But the more you budget, the more fun you can have. Trust me, it's too easy to be put in a situation where you have used up all the money you have for the next six weeks and only have two tins of beans and a mouldy bit of bread left. You're not going to be going out clubbing or having a stress free time if that happens.

And it's easy! It really is. I'm not going to tell you to not go out every night in freshers week (you should - make the most of freshers' week!) or not to buy new computer equipment etc, it's just making sure you know exactly what you have and how much you can spend.

Draw up a budget

You've never had this much right? It looks like a big amount AND look at that massive overdraft. But, students, you have to make your loan stretch for the full calendar year.

First off. you need to know what your income is. How much is coming in each month from your loan, bursaries, grants, jobs, parents etc? Once you've figured out that, you know what you have to work with.

From that amount, take away regular essentials:

Deposit: You've sorted that already right? Well no. You'll also have to consider that you'll probably have to pay the deposit for next year's accommodation before they receive this year's back.

Food: The average student will spend between £30 and £40 a week on food at university. It doesn't sound like a huge amount, but you can eat properly on that.

University essentials: Make sure you put enough money away to pay for course materials, technology (laptops/external hard drives), as well as travel costs such as buses into uni, or train fares back home for Christmas etc.

After the 'essentials,' what's left is what you get to play with!

Supplement your income

It's not a secret that students are skint. The amount you have extra to use on non-essentials is going to be pretty small. What if something goes wrong? What if you need extra cash? It makes sense to supplement your income with either a summer job or a part time role.

If possible, try and get a student union role (bar work usually), as they will be most understanding of your educational needs.

If a formal job isn't for you, did you know that companies will pay you to buy booze from newsagents or tweet certain things if you have enough followers?

Get financial help

The main reason for you to stick to a budget is because you won't have to go and get expensive loans. If you're considering a payday loan, or are seriously struggling to get by make sure you find out if there is help available.

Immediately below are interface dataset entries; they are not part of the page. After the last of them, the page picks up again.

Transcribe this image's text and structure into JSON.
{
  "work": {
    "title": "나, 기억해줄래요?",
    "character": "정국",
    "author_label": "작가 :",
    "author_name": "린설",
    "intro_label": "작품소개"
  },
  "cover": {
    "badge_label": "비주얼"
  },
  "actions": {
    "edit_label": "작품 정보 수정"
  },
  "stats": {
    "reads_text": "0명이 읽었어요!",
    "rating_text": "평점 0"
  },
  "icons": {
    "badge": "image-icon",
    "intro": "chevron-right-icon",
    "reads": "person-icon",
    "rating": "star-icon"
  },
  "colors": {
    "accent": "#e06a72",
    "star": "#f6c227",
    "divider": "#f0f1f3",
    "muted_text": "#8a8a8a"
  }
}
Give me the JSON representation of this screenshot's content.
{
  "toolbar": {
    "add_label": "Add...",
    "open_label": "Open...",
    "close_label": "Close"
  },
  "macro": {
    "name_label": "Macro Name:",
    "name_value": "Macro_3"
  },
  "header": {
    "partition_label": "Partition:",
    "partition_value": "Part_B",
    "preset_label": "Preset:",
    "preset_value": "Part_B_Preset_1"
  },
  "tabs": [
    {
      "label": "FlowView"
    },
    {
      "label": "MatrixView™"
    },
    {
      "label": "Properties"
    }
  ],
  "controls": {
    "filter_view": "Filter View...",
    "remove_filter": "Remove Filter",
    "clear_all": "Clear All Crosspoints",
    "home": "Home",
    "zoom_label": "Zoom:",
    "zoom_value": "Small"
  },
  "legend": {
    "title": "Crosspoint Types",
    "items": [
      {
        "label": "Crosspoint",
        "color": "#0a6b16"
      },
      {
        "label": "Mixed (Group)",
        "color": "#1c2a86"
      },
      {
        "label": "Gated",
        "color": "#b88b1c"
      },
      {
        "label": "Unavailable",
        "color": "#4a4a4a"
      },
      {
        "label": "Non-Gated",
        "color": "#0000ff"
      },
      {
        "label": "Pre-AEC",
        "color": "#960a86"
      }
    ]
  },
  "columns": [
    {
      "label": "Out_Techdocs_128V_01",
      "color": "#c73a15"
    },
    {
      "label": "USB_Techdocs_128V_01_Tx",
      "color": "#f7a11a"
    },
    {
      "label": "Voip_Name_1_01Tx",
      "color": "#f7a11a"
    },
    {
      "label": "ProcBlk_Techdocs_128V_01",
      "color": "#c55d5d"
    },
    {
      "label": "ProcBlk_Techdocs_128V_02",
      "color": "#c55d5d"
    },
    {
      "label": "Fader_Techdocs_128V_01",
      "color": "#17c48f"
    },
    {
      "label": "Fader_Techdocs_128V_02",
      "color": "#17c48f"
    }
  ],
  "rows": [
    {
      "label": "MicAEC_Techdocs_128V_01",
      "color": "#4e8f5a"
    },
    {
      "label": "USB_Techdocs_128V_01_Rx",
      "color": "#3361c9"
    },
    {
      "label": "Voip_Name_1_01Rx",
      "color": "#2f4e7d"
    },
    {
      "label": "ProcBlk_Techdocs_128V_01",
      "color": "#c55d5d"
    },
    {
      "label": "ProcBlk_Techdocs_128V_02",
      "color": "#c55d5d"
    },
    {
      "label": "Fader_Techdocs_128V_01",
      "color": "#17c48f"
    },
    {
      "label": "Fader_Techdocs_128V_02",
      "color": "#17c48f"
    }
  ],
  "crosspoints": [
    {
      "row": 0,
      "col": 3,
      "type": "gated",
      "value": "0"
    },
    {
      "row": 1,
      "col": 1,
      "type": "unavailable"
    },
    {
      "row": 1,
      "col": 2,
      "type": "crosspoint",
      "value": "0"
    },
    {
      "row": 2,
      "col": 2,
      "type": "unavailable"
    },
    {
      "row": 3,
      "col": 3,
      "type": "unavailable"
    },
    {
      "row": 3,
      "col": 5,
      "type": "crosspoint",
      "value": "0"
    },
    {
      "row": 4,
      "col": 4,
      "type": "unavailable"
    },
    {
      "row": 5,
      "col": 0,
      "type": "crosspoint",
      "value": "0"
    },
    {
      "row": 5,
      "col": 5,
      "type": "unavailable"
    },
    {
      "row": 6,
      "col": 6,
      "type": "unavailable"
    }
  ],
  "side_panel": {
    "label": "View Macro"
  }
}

Go to your university financial support team, as they can advice you on whether you are able to get statutory funding from Student Finance Authorities such as Student Finance England and Bursaries and scholarships. Do not presume you are not entitled to anything - it's always worth a shot.